Last night, Actress Gina, Screenwriter Tom and I went to the premiere ofTreasure Entertainment's Man Overboard, my motion picture acting debut.
Before you ask me to autograph your head or something, it was a tiny walk-on part that I did it as a favor to my manager, Mark,
who produced the movie. It was hardly a stretch character-wise, considering my only line involved asking my wife permission for something
. But I think I can safely say that I tore up my seven seconds of screen time.
If you've ever wondered what it's like to have a small part in a low-budget independent film, it goes like this. You show up at the crack of dawn. The wardrobe department spends twenty minutes finding the perfect outfit and then the director needs to approve it even though, like I said, you're only going to be onscreen for seven seconds. You put on the clothes and they remind you that you need to return the belt -- it's a cheap, Target belt, but for some reason, it really matters. Then you go to make up, they put powder on your face and gel in your hair and tell you not to mess it up before your scene.
Then you wait around for seven hours.
It can be a little tedious, but there are good parts. The craft services table provides all the Diet Coke, bottled water and Red Vines you can eat, as well as a limited supply of Duritos. Also, so far I've found that the actors in little indy movies tend to be pretty grounded -- or at least they're really good at acting grounded -- which makes for good conversations. I spent a long time chatting with Mel Fair
, who plays the antagonist in Man Overboard
. (He's the guy on the right in the poster.) We talked about his recent role in a Sci Fi Channel movie and about my vampire western script, High Midnight.
I suggested he'd make a good undead cowboy. In retrospect, that doesn't sound like a complement, but it was.
Finally, it came time for my big scene. It was fairly straight forward, but I did get to improvise slightly. You'll notice in the screengrab that I'm shaking hands with the other actor, Floyd.
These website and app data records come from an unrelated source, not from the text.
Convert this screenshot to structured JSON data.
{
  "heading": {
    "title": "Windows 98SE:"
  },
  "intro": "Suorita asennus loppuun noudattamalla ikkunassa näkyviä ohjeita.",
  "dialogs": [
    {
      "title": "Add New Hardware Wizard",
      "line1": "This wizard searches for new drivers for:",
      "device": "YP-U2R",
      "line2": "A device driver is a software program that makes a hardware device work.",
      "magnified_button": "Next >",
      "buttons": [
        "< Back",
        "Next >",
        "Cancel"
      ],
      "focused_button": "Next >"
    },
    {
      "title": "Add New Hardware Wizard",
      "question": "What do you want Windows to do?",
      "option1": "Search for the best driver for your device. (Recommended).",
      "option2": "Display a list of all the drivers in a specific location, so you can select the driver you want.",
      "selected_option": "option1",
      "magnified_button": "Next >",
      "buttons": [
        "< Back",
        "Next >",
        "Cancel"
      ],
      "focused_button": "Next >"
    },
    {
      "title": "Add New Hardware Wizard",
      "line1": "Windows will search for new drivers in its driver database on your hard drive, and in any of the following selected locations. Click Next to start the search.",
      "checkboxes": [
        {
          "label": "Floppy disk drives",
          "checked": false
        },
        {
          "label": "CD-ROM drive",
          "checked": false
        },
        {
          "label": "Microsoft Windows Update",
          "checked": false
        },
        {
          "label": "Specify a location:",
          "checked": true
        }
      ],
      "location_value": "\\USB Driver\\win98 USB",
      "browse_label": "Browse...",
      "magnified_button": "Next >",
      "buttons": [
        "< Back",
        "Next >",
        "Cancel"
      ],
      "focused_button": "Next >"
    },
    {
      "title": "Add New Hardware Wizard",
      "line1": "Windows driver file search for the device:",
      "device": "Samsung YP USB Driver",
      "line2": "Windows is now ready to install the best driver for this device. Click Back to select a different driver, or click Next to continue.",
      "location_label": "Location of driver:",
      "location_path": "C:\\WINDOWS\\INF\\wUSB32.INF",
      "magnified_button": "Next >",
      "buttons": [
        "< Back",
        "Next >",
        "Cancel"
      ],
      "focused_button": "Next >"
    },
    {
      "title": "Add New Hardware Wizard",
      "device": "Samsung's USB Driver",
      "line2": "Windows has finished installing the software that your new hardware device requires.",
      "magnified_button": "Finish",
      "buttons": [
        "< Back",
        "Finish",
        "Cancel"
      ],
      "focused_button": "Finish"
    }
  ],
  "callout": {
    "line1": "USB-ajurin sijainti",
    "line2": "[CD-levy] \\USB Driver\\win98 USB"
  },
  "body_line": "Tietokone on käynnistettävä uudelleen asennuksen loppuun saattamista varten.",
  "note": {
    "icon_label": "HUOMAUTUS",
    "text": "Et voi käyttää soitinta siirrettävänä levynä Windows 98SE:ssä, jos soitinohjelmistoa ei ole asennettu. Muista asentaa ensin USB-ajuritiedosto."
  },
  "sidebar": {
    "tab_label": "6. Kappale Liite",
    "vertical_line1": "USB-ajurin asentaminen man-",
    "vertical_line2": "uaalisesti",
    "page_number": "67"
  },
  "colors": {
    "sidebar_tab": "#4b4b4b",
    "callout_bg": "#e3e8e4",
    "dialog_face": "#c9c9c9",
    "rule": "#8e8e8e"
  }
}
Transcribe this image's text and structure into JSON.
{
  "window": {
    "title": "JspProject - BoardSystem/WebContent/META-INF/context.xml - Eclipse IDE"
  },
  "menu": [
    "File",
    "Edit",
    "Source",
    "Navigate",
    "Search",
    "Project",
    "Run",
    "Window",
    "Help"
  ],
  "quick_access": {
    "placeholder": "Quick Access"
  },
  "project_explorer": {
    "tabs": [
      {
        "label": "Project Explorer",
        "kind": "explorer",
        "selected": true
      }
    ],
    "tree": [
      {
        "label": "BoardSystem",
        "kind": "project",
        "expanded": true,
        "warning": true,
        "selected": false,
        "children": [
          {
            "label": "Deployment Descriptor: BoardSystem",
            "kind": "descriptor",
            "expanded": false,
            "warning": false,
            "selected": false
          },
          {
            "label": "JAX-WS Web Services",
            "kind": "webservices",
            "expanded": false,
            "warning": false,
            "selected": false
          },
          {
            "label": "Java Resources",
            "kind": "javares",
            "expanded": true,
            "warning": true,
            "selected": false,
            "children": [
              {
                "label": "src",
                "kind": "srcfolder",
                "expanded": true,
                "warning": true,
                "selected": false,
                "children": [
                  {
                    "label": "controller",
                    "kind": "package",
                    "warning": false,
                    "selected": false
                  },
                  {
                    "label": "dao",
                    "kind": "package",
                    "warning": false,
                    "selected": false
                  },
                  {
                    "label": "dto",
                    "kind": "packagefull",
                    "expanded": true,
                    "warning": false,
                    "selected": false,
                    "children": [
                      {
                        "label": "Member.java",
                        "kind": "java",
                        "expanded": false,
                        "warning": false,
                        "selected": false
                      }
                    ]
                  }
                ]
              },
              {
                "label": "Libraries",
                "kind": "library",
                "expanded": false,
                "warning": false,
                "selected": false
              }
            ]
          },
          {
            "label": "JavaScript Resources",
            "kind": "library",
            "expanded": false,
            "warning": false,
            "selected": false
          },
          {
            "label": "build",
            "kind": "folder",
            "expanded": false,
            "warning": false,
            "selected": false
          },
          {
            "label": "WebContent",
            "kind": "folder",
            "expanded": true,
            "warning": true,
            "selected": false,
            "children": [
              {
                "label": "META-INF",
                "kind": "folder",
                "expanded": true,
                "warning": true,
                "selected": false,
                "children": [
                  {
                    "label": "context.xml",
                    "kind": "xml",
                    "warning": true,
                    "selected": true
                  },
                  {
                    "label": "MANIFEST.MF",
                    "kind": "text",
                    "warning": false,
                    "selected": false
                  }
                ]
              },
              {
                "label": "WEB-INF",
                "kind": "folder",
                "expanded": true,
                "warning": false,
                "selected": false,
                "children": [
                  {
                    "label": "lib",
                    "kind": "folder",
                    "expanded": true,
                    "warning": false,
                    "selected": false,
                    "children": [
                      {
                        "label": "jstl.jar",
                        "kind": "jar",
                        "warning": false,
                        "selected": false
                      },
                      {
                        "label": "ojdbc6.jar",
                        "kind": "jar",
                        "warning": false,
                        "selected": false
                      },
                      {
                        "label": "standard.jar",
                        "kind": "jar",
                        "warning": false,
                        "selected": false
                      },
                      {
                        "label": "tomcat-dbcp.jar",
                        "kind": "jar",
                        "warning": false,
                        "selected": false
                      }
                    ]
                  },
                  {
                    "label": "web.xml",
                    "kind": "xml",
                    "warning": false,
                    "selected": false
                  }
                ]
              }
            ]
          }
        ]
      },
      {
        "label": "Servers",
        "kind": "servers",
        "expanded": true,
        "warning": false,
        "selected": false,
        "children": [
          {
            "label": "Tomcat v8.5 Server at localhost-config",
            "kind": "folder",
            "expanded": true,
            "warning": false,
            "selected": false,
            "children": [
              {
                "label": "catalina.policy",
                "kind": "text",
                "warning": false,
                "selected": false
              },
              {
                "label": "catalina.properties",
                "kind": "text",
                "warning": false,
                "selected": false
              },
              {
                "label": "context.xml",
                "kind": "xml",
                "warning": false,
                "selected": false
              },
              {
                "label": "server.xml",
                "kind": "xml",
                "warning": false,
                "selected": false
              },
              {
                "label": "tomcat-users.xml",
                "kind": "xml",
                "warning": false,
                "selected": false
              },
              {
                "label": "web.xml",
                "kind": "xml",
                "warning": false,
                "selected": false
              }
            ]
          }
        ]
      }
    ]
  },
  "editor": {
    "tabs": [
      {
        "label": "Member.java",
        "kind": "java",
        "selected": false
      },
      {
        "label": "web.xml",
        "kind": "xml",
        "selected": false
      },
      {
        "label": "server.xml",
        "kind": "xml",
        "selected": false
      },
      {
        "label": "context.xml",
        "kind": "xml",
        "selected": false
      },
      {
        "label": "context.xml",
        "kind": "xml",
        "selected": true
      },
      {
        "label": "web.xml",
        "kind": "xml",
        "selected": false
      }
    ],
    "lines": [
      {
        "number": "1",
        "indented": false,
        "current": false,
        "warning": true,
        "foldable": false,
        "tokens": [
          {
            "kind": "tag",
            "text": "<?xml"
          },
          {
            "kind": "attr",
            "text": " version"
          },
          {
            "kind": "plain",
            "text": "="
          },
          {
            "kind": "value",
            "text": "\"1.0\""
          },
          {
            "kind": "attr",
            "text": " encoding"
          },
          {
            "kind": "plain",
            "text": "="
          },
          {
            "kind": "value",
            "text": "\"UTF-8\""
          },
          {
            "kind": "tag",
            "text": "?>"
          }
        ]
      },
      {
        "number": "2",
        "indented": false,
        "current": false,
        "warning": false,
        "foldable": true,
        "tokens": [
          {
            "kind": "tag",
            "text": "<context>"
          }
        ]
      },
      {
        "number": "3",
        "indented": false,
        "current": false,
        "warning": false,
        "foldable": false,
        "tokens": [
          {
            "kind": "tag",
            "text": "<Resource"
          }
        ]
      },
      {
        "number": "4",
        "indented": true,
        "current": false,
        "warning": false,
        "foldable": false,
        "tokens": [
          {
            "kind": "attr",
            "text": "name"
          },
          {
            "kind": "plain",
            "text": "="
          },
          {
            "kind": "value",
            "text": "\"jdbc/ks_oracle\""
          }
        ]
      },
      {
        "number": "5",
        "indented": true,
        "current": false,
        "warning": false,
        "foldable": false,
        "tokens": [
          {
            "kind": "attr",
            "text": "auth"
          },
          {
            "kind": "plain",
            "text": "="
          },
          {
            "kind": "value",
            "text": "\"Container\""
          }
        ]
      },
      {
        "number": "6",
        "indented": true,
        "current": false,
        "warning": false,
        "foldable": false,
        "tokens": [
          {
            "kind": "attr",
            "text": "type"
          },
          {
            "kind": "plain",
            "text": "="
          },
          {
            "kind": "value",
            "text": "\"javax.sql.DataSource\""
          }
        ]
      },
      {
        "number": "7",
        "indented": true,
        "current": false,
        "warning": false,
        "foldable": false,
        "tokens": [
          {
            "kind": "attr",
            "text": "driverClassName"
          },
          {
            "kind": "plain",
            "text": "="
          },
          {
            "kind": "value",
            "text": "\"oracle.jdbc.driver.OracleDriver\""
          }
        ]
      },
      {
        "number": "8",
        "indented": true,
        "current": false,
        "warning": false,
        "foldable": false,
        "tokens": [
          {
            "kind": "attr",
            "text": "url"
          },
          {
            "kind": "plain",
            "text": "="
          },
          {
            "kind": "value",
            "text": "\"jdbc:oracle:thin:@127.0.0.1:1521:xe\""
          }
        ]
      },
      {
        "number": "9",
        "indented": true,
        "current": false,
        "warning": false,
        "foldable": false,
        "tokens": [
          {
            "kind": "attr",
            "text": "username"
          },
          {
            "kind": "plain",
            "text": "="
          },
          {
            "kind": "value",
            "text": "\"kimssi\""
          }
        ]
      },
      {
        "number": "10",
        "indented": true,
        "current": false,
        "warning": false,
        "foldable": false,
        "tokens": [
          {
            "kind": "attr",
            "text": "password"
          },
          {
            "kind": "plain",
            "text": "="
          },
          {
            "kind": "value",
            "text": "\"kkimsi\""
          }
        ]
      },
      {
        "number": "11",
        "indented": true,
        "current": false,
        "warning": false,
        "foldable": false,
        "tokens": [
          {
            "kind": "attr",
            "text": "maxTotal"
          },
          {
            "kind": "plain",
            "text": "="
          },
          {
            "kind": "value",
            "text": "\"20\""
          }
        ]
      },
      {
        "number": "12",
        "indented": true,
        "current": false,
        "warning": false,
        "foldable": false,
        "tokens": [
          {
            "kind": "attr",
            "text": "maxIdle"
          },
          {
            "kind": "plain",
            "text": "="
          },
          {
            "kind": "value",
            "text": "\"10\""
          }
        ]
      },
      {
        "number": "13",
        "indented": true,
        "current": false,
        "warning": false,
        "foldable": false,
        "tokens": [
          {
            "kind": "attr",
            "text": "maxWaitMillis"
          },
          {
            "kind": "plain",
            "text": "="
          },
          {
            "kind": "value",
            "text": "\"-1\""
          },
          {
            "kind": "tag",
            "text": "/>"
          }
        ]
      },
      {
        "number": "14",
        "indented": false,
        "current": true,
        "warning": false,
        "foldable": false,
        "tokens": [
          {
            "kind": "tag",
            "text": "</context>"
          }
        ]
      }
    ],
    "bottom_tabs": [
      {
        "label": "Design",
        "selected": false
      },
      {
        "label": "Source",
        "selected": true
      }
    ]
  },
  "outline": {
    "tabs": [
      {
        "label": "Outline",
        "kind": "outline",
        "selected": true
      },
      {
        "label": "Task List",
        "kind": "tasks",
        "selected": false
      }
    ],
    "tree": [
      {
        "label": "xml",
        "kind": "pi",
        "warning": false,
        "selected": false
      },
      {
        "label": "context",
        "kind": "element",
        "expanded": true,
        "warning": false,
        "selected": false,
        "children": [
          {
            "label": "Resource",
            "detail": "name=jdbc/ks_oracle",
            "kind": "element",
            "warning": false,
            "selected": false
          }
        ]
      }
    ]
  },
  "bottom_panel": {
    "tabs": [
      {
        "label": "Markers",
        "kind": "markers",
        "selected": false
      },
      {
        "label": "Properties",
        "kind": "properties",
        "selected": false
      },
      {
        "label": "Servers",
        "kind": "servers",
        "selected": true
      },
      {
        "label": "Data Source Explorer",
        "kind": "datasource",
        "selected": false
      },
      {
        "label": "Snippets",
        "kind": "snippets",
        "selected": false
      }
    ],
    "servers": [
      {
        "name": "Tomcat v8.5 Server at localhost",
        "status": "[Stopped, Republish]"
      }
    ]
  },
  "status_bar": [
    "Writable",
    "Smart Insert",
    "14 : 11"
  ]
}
That was not in the script.When the scene began, I said to Floyd, I said, "I feel my character would shake your character's hand." He said, "Um, okay." He then asked the director, who also said, "Um, okay." So that's what we did:
After that, I grabbed one, last Red Vine, returned the belt and went home.
Last night, on the way to the premiere in Pasadena, I kept doing this thing to Tom and Gina where I steer the conversation back to me, as in, "Your dog died? That's sad. Let me tell you about a script I'm working on where a dog dies." I hate when I do this, but I can't help myself. I think it has to do with my career insecurities. I couldn't help but wish that it was my movie we were going to see. Despite my massive contribution to Man Overboard, it was not my night to shine and I'm the kind of person who likes -- who needs -- to shine as often as possible.
After the movie, the crowd networked over drinks in the lobby. Despite my growing feeling of insignificance, I wanted to congratulate Mel. As I said before, he seemed like a grounded guy, but I work in an industry in which I'm a minor player. The odds of him putting the brain power into remembering me were slim. I didn't want to deal with an actor looking at me blankly and saying, "Hey, um... guy. How's it going?"
I took the leap anyway. He smiled warmly and took my hand. "Hey, how's it going," he said. Notice the lack of "Denis" in there, suggesting that he had forgotten my name. But then he went on, "I got Mark to give me a copy of High Midnight and I loved it. Buddy, I want to be a part of it!" He then told me that he had performed recently on Dirty, Sexy Money with Billy Baldwin, who is attached to my script. He also rhapsodized at great length about specific vampire cowboy he wanted to play.
To Mel, I suspect it was typical Hollywood banter. To me, it meant the world. We chatted for a while, then he excused himself to take some photos with fans.
I didn't need to talk about myself as much on the drive home. I felt rather shiny.